The Autonomous Industrial Mobile Manipulator (AIMM) of the DLR is focused on fetch and carry operations in partially unstructured environments. In contrast to traditional industrial robots, by combining a manipulator with a mobile platform, the application possibilities of a robotic system can be considerably extended, especially in an industrial context. For instance, thanks to the extended working space of the robot, large components can be machined. Especially for small enterprises, mobility is first and foremost relevant to flexibility.
AIMM consists of a mobile platform and manipulator from KUKA and at DLR has been extended by a gripper, a pan-tilt unit and multiple sensors to allow for perception of the environment and the objects to be manipulated. AIMM may change between different working stations and perform different tasks, for which a specially dedicated robot would be unprofitable. These new application possibilities also pose new challenges on the technology of the robotic system. The robot must be capable of working on unknown terrain and responding to variations of tasks. Furthermore, the system must be easy to operate, since flexibility requires frequent programming of new tasks. Our approach to meet these requirements is to provide AIMM with a high level of autonomy. After all, such a system must find its way in new environments and actively support the user in implementing new tasks. The research for AIMM is focused on perception, planning, and programming towards a fully autonomous complex robotic system but also allowing for simple usability.
Within the EU project TAPAS, AIMM was successfully applied in a real industrial environment to aid the assembly of a rotor. The various tasks which needed to be carried out autonomously included part retrieval from multiple workstations, conveyor handling, part transportation, and delivery of finished parts to the warehouse. Within the European Robotics Challenges EuRoC, five challenger teams from all over Europe are using a newer version of AIMM to carry out various tasks ranging from robot-human logistics for aircraft assembly to maintenance operations in hazardous environments and automotive logistics at a car assembly line. In the EU project RobDREAM, the AIMM concept is applied in order to improve the mobile manipulator's performance concerning the perception, navigation, manipulation and grasping abilities.
 Andreas Dömel, Simon Kriegel, Michael Kaecker, Manuel Brucker, Tim Bodenmüller and Michael Suppa, "Towards Fully Autonomous Mobile Manipulation for Industrial Environments", International Journal of Advanced Robotic Systems, 2017.
 Andreas Dömel, Simon Kriegel , Manuel Brucker and Michael Suppa. "Autonomous Pick and Place Operations in Industrial Production", In Proceedings of 12th International Conference on Ubiquitous Robots and Ambient Intelligence URAI, Goyang city, Korea, October 2015. Best Video Award. [BibTeX] [PDF] [Video]

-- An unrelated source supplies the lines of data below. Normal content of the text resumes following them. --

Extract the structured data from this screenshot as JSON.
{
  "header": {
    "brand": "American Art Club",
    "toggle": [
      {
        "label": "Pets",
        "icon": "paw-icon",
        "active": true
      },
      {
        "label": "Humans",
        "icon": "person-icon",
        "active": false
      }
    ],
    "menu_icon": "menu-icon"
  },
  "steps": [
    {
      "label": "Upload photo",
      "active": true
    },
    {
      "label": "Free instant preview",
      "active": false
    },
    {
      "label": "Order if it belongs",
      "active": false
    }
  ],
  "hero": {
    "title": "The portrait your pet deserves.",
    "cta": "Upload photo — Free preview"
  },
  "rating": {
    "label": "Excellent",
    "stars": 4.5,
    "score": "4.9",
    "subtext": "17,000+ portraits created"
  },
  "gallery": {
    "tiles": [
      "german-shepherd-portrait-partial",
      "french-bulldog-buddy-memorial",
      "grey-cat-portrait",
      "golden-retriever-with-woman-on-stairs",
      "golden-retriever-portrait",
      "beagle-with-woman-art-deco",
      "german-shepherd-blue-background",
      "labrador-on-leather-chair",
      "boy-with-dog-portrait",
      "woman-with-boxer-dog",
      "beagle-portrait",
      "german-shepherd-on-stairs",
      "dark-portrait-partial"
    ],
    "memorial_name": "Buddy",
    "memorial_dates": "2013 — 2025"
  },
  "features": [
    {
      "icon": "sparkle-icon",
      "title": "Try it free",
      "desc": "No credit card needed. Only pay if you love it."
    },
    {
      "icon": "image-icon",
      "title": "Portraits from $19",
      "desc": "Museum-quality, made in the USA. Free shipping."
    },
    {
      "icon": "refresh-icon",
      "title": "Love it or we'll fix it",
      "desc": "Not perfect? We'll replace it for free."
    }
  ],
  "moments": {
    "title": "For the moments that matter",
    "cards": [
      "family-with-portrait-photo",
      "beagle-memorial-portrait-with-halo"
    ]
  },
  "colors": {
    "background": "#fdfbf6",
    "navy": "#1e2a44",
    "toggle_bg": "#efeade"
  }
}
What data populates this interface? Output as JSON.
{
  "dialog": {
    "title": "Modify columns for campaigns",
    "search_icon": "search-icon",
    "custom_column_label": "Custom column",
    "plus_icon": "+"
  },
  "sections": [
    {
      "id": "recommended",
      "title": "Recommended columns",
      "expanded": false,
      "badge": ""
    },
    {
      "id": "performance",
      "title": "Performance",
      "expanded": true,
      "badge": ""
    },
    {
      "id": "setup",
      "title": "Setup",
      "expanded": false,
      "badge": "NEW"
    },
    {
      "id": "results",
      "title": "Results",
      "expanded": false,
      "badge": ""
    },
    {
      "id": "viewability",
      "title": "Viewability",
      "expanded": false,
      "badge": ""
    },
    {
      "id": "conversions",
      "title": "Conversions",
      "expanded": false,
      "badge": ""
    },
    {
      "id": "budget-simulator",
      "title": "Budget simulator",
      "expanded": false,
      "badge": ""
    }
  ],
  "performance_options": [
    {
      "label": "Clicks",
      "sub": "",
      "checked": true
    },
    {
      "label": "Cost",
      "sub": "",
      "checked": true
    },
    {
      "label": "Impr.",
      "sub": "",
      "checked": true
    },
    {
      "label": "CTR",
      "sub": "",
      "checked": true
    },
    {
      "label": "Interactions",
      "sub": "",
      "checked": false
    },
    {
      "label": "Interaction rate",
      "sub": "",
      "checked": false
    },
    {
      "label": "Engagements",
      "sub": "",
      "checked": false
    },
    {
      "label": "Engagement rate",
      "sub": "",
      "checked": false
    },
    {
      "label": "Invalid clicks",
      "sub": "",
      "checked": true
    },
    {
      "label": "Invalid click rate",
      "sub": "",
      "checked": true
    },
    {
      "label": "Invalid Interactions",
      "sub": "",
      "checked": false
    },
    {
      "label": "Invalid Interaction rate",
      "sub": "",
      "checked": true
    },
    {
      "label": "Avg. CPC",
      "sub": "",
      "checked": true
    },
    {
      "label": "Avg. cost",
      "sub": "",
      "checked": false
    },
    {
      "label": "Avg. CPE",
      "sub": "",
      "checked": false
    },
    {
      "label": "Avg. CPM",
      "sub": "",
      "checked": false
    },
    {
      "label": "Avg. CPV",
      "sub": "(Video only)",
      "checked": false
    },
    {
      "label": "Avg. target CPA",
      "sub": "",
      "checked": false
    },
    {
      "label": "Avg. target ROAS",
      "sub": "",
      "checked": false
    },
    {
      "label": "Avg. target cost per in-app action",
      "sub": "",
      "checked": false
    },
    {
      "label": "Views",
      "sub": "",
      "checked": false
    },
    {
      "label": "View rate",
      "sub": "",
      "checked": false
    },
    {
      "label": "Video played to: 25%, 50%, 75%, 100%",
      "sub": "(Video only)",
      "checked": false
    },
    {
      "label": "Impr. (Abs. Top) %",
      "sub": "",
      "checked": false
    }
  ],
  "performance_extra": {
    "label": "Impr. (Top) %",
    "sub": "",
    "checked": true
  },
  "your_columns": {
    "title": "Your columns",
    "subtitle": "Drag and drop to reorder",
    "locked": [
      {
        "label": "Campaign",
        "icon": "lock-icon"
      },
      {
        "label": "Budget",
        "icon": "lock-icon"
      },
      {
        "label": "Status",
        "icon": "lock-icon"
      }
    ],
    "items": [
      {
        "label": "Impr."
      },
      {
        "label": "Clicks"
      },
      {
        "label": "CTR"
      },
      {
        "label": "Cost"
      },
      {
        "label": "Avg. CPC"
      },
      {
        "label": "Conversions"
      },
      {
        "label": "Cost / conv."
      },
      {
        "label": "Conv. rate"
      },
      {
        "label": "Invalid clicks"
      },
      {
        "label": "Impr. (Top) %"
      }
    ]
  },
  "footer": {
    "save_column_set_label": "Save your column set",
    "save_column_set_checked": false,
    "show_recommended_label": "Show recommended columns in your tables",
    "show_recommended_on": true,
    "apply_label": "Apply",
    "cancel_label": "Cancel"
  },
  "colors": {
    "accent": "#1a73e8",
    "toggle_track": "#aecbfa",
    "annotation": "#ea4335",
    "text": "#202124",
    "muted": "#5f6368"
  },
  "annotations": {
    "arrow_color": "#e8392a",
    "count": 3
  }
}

 Simon Bogh, Casper Schou, Thomas Ruehr, Yevgen Kogan, Andreas Dömel, Manuel Brucker, Christof Eberst, Riccardo Tornese, Christoph Sprunk, Gian D. Tipaldi, and Trine Hennessy. "Integration and assessment of multiple mobile manipulators in a Real-World industrial production facility", In Proceedings of 41st International Symposium on Robotics ISR/Robotik, pages 1–8. VDE, June 2014.
The Autonomous Industrial Mobile Manipulator (AIMM) consists of a mobile platform and manipulator from KUKA and at DLR has been extended by a gripper, a pan-tilt unit and multiple sensors to allow for perception of the environment and the objects to be manipulated.
DLR (CC-BY 3.0).
The Autonomous Industrial Mobile Manipulator (AIMM) performs fetch and carry operations at the Grundfos production site in Denmark for the assembly of rotor cores.
AIMM switches the conveyor belt off in order to pick up the rotor caps at another workstation at Grundfos in Denmark
AIMM drops off the required parts at the assembly station which another robot will use to assemble the rotor core.
AIMM plans and executes a collision-free motion after registering to the workstation utilizing the 3D model autonomously acquired in the setup phase
AIMM performs fetch and carry operations at the Automatica 2014 trade fair as part of the EU project TAPAS.
AIMM delivers parts to another robot which will assemble the rotor cores.